In this small state northeast of Darjeeling and at the foot of the Himalayas, the Brahmaputra River Valley in the north of the state is one of the world's largest tea-producing regions, with more than 800 plantations on both sides of the Brahmaputra River. Often sold as "breakfast tea", the local product is known for its body, malty flavour and strong, bright colour.
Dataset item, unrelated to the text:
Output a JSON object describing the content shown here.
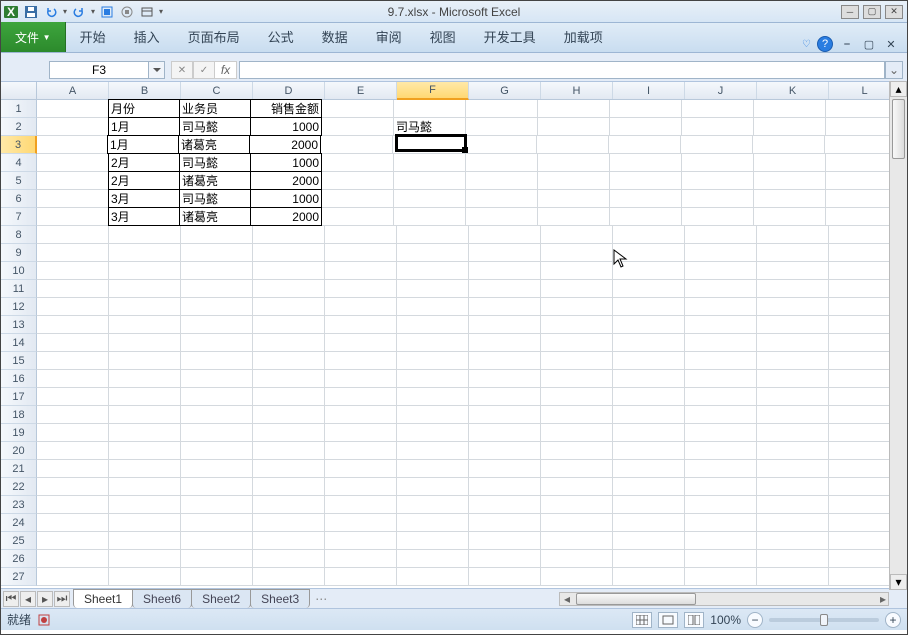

A tea festival is held every year in November in the city of Jorhat, (pop. around 154,000), often referred to as the "tea capital of the world". Some of these plantations date back more than a century, and guests can enjoy the ambiance of the British Raj whilst taking walks through some of India's oldest tea gardens.
t's one of 6 Top Tea Tourism Destinations in India from Tripatini member Linda Wilson.